So we’ve fixed the kidney problem, we’ve fixed their diabetes, and when this works well, it is an outstanding result for the individual.
So individuals that receive a pancreas transplant can expect the organ to last for ten years or more, on average. It is a very durable therapy and is able to function for many, many years when a patient is compliant, and especially when early rejection episodes are avoided.
Even from a deceased donor, a combined operation, it is probably mostly a function of us being able to monitor the kidney to pick up on problems related to rejection. It’s hard to track rejection of the pancreas, whereas it’s easy to track rejection of the kidney. So if you have both organs in and you follow the kidney quite easily and know that there’s trouble, and increase the immunosuppression if there’s rejection and treat both – in both organs. It tends to correlate, so if you’re having rejection of the kidney, you’re typically having rejection of the pancreas, and that’s at least an 80% correlation for the most time.
Initially after the operation is done, patients spend at least a week in the hospital and often a couple of weeks in the hospital. Once someone goes home, they are getting labs drawn twice a week, usually close to home, and coming back for outpatient visits on a weekly basis and then every other week, and then once a month. For the first couple of months, they’re back here for outpatient visits fairly frequently. But once time goes on, they are able to just follow up every three months, but still getting labs twice a week, then once a week, then every other week, and then monthly.
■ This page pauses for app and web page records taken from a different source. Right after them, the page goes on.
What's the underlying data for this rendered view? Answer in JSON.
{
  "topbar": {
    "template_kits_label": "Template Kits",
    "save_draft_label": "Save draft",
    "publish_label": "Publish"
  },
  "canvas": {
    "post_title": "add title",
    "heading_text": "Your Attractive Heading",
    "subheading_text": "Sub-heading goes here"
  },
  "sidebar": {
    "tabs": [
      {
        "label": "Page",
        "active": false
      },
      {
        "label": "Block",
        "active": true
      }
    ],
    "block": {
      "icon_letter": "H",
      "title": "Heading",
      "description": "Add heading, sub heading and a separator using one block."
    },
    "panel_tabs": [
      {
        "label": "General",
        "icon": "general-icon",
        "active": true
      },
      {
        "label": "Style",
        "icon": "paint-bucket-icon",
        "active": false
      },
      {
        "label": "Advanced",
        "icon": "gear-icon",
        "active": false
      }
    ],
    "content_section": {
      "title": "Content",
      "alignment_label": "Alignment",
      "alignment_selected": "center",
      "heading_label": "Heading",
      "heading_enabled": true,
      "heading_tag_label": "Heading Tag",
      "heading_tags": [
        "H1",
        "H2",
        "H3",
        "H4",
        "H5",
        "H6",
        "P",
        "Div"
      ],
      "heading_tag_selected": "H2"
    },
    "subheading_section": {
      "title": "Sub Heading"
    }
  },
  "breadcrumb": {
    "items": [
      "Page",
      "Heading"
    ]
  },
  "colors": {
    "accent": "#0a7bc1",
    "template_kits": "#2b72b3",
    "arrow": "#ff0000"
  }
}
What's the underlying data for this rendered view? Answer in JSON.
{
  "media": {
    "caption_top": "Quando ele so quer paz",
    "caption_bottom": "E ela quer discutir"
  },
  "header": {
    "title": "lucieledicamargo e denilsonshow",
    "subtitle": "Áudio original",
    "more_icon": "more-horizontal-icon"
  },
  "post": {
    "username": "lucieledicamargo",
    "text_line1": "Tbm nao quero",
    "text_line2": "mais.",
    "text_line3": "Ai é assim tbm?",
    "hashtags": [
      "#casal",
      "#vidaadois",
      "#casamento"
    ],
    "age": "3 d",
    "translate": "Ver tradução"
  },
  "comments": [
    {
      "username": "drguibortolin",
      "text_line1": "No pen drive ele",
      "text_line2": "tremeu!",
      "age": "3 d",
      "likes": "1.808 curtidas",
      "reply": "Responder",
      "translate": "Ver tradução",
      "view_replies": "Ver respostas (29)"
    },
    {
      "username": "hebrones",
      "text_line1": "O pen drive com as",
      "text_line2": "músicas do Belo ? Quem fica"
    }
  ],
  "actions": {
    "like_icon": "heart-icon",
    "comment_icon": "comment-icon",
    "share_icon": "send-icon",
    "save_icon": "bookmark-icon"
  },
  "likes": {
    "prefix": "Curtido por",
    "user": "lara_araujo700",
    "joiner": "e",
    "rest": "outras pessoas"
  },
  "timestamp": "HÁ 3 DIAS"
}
Long term follow up, which I would say is after the first year, patients are seen once every three months, in a doctor’s office appointment, and get labs drawn once a month.
Patients come to Hopkins to look into a pancreas transplant for several reasons. One, there’s a big team of people here who are dedicated to taking care of transplant patients. The expertise that these individuals bring is fantastic for this patient population. This includes surgeons, medical physicians, nurse coordinators, nurse practitioners, everyone together has had a lot of experience taking care of pancreas transplant patients and as a result, that collective experience is great for helping someone through the operating procedure and then the post-operative recovery.
The second reason that patients come to Hopkins to look into a pancreas transplant is the experience that we have with taking care of sensitized patients. These are individuals that have antibody in their blood stream, are often difficult to transplant, and the experience that has been gained in the kidney and pancreas transplant populations that have antibody that makes transplantation difficult draws individuals here, looking for a chance at transplant, when they haven’t been able to get that opportunity elsewhere because of these sensitization events that they have had in the past.